EXTRACTED INFORMATION:
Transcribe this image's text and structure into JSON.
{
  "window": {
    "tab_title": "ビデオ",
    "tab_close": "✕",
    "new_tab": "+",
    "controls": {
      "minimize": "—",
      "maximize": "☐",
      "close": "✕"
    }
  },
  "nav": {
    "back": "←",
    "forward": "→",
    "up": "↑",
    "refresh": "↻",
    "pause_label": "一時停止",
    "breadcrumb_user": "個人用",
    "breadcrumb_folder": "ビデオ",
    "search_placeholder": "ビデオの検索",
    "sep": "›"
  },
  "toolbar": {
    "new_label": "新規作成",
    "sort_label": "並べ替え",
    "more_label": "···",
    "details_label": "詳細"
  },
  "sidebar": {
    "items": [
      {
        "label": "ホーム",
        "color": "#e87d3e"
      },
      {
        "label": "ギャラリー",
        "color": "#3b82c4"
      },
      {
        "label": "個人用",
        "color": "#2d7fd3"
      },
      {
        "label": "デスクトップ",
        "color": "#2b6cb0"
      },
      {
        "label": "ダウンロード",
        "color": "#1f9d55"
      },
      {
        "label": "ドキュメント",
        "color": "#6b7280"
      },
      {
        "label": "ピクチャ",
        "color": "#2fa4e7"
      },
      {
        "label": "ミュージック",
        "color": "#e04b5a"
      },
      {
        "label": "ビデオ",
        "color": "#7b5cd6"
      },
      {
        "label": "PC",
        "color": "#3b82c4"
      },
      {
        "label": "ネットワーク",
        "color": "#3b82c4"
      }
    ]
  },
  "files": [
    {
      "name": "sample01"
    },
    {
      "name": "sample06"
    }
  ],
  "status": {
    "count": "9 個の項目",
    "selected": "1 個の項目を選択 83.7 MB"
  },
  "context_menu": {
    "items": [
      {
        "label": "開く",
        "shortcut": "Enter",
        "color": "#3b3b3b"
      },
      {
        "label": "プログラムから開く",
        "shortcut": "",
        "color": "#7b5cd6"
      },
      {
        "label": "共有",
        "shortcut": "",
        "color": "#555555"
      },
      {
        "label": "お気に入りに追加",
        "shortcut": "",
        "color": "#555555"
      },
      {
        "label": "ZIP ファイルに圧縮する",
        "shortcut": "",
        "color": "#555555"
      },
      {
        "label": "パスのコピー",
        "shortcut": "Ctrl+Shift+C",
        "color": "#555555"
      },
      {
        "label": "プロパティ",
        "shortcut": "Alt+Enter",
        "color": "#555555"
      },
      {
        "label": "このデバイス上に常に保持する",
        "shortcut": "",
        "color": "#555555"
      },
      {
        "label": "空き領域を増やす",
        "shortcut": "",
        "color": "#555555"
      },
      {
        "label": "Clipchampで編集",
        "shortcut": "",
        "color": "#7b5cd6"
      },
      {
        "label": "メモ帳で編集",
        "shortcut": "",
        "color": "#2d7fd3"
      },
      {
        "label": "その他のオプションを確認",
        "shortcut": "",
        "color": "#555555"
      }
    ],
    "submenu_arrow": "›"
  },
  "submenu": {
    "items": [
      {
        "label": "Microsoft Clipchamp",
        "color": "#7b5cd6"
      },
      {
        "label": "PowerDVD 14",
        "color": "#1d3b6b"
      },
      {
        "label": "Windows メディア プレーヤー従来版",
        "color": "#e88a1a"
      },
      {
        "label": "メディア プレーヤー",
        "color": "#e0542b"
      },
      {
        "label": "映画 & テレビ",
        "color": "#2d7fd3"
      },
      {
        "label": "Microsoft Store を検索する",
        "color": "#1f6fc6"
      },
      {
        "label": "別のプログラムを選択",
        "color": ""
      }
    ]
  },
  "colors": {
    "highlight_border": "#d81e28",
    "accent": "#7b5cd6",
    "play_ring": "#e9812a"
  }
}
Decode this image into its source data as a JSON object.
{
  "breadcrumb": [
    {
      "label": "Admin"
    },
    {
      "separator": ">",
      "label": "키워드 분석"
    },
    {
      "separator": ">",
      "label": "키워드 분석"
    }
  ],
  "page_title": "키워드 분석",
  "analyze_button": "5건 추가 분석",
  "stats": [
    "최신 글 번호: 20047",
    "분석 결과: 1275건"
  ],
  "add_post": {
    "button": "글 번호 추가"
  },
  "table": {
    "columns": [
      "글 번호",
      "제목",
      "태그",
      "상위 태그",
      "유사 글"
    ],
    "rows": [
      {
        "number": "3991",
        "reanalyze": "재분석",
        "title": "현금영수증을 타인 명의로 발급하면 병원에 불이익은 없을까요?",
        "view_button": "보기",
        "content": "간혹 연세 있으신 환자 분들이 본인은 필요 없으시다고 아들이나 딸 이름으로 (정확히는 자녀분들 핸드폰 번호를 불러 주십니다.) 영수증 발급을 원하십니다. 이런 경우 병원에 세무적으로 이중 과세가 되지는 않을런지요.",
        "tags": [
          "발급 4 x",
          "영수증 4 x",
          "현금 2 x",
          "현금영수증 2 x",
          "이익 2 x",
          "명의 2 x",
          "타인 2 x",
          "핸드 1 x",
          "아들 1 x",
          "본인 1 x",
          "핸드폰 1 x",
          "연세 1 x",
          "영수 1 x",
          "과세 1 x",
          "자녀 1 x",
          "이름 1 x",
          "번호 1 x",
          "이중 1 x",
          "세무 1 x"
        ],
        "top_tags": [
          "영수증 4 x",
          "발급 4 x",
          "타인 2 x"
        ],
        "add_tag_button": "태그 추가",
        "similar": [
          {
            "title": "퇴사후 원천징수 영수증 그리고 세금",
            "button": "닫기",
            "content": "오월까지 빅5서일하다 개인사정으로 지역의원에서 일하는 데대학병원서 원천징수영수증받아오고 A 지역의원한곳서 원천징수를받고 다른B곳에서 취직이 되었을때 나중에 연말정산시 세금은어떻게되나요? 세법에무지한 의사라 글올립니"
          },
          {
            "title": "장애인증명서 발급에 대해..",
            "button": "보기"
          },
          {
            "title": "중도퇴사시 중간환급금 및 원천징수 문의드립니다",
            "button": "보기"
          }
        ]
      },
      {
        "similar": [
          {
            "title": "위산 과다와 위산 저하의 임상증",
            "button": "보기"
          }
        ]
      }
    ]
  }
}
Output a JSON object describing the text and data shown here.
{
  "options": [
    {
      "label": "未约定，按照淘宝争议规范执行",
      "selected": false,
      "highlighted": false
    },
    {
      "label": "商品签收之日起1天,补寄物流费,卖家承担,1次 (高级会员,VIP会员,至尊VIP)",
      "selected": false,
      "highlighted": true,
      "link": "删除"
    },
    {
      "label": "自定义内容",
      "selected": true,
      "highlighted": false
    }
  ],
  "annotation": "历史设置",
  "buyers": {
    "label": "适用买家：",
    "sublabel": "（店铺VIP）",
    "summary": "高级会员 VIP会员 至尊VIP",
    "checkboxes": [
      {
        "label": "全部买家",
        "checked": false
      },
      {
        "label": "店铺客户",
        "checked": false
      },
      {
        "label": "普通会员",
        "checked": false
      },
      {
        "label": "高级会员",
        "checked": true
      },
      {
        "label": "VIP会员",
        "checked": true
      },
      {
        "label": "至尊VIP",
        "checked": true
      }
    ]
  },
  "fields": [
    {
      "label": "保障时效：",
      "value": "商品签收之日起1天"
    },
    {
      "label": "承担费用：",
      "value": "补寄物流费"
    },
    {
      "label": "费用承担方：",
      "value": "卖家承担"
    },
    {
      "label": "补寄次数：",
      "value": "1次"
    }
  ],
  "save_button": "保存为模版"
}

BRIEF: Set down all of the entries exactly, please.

WRITTEN SOLUTION:
Transcribe this image's text and structure into JSON.
{
  "window": {
    "tab_title": "ビデオ",
    "tab_close": "✕",
    "new_tab": "+",
    "controls": {
      "minimize": "—",
      "maximize": "☐",
      "close": "✕"
    }
  },
  "nav": {
    "back": "←",
    "forward": "→",
    "up": "↑",
    "refresh": "↻",
    "pause_label": "一時停止",
    "breadcrumb_user": "個人用",
    "breadcrumb_folder": "ビデオ",
    "search_placeholder": "ビデオの検索",
    "sep": "›"
  },
  "toolbar": {
    "new_label": "新規作成",
    "sort_label": "並べ替え",
    "more_label": "···",
    "details_label": "詳細"
  },
  "sidebar": {
    "items": [
      {
        "label": "ホーム",
        "color": "#e87d3e"
      },
      {
        "label": "ギャラリー",
        "color": "#3b82c4"
      },
      {
        "label": "個人用",
        "color": "#2d7fd3"
      },
      {
        "label": "デスクトップ",
        "color": "#2b6cb0"
      },
      {
        "label": "ダウンロード",
        "color": "#1f9d55"
      },
      {
        "label": "ドキュメント",
        "color": "#6b7280"
      },
      {
        "label": "ピクチャ",
        "color": "#2fa4e7"
      },
      {
        "label": "ミュージック",
        "color": "#e04b5a"
      },
      {
        "label": "ビデオ",
        "color": "#7b5cd6"
      },
      {
        "label": "PC",
        "color": "#3b82c4"
      },
      {
        "label": "ネットワーク",
        "color": "#3b82c4"
      }
    ]
  },
  "files": [
    {
      "name": "sample01"
    },
    {
      "name": "sample06"
    }
  ],
  "status": {
    "count": "9 個の項目",
    "selected": "1 個の項目を選択 83.7 MB"
  },
  "context_menu": {
    "items": [
      {
        "label": "開く",
        "shortcut": "Enter",
        "color": "#3b3b3b"
      },
      {
        "label": "プログラムから開く",
        "shortcut": "",
        "color": "#7b5cd6"
      },
      {
        "label": "共有",
        "shortcut": "",
        "color": "#555555"
      },
      {
        "label": "お気に入りに追加",
        "shortcut": "",
        "color": "#555555"
      },
      {
        "label": "ZIP ファイルに圧縮する",
        "shortcut": "",
        "color": "#555555"
      },
      {
        "label": "パスのコピー",
        "shortcut": "Ctrl+Shift+C",
        "color": "#555555"
      },
      {
        "label": "プロパティ",
        "shortcut": "Alt+Enter",
        "color": "#555555"
      },
      {
        "label": "このデバイス上に常に保持する",
        "shortcut": "",
        "color": "#555555"
      },
      {
        "label": "空き領域を増やす",
        "shortcut": "",
        "color": "#555555"
      },
      {
        "label": "Clipchampで編集",
        "shortcut": "",
        "color": "#7b5cd6"
      },
      {
        "label": "メモ帳で編集",
        "shortcut": "",
        "color": "#2d7fd3"
      },
      {
        "label": "その他のオプションを確認",
        "shortcut": "",
        "color": "#555555"
      }
    ],
    "submenu_arrow": "›"
  },
  "submenu": {
    "items": [
      {
        "label": "Microsoft Clipchamp",
        "color": "#7b5cd6"
      },
      {
        "label": "PowerDVD 14",
        "color": "#1d3b6b"
      },
      {
        "label": "Windows メディア プレーヤー従来版",
        "color": "#e88a1a"
      },
      {
        "label": "メディア プレーヤー",
        "color": "#e0542b"
      },
      {
        "label": "映画 & テレビ",
        "color": "#2d7fd3"
      },
      {
        "label": "Microsoft Store を検索する",
        "color": "#1f6fc6"
      },
      {
        "label": "別のプログラムを選択",
        "color": ""
      }
    ]
  },
  "colors": {
    "highlight_border": "#d81e28",
    "accent": "#7b5cd6",
    "play_ring": "#e9812a"
  }
}
Decode this image into its source data as a JSON object.
{
  "breadcrumb": [
    {
      "label": "Admin"
    },
    {
      "separator": ">",
      "label": "키워드 분석"
    },
    {
      "separator": ">",
      "label": "키워드 분석"
    }
  ],
  "page_title": "키워드 분석",
  "analyze_button": "5건 추가 분석",
  "stats": [
    "최신 글 번호: 20047",
    "분석 결과: 1275건"
  ],
  "add_post": {
    "button": "글 번호 추가"
  },
  "table": {
    "columns": [
      "글 번호",
      "제목",
      "태그",
      "상위 태그",
      "유사 글"
    ],
    "rows": [
      {
        "number": "3991",
        "reanalyze": "재분석",
        "title": "현금영수증을 타인 명의로 발급하면 병원에 불이익은 없을까요?",
        "view_button": "보기",
        "content": "간혹 연세 있으신 환자 분들이 본인은 필요 없으시다고 아들이나 딸 이름으로 (정확히는 자녀분들 핸드폰 번호를 불러 주십니다.) 영수증 발급을 원하십니다. 이런 경우 병원에 세무적으로 이중 과세가 되지는 않을런지요.",
        "tags": [
          "발급 4 x",
          "영수증 4 x",
          "현금 2 x",
          "현금영수증 2 x",
          "이익 2 x",
          "명의 2 x",
          "타인 2 x",
          "핸드 1 x",
          "아들 1 x",
          "본인 1 x",
          "핸드폰 1 x",
          "연세 1 x",
          "영수 1 x",
          "과세 1 x",
          "자녀 1 x",
          "이름 1 x",
          "번호 1 x",
          "이중 1 x",
          "세무 1 x"
        ],
        "top_tags": [
          "영수증 4 x",
          "발급 4 x",
          "타인 2 x"
        ],
        "add_tag_button": "태그 추가",
        "similar": [
          {
            "title": "퇴사후 원천징수 영수증 그리고 세금",
            "button": "닫기",
            "content": "오월까지 빅5서일하다 개인사정으로 지역의원에서 일하는 데대학병원서 원천징수영수증받아오고 A 지역의원한곳서 원천징수를받고 다른B곳에서 취직이 되었을때 나중에 연말정산시 세금은어떻게되나요? 세법에무지한 의사라 글올립니"
          },
          {
            "title": "장애인증명서 발급에 대해..",
            "button": "보기"
          },
          {
            "title": "중도퇴사시 중간환급금 및 원천징수 문의드립니다",
            "button": "보기"
          }
        ]
      },
      {
        "similar": [
          {
            "title": "위산 과다와 위산 저하의 임상증",
            "button": "보기"
          }
        ]
      }
    ]
  }
}
Output a JSON object describing the text and data shown here.
{
  "options": [
    {
      "label": "未约定，按照淘宝争议规范执行",
      "selected": false,
      "highlighted": false
    },
    {
      "label": "商品签收之日起1天,补寄物流费,卖家承担,1次 (高级会员,VIP会员,至尊VIP)",
      "selected": false,
      "highlighted": true,
      "link": "删除"
    },
    {
      "label": "自定义内容",
      "selected": true,
      "highlighted": false
    }
  ],
  "annotation": "历史设置",
  "buyers": {
    "label": "适用买家：",
    "sublabel": "（店铺VIP）",
    "summary": "高级会员 VIP会员 至尊VIP",
    "checkboxes": [
      {
        "label": "全部买家",
        "checked": false
      },
      {
        "label": "店铺客户",
        "checked": false
      },
      {
        "label": "普通会员",
        "checked": false
      },
      {
        "label": "高级会员",
        "checked": true
      },
      {
        "label": "VIP会员",
        "checked": true
      },
      {
        "label": "至尊VIP",
        "checked": true
      }
    ]
  },
  "fields": [
    {
      "label": "保障时效：",
      "value": "商品签收之日起1天"
    },
    {
      "label": "承担费用：",
      "value": "补寄物流费"
    },
    {
      "label": "费用承担方：",
      "value": "卖家承担"
    },
    {
      "label": "补寄次数：",
      "value": "1次"
    }
  ],
  "save_button": "保存为模版"
}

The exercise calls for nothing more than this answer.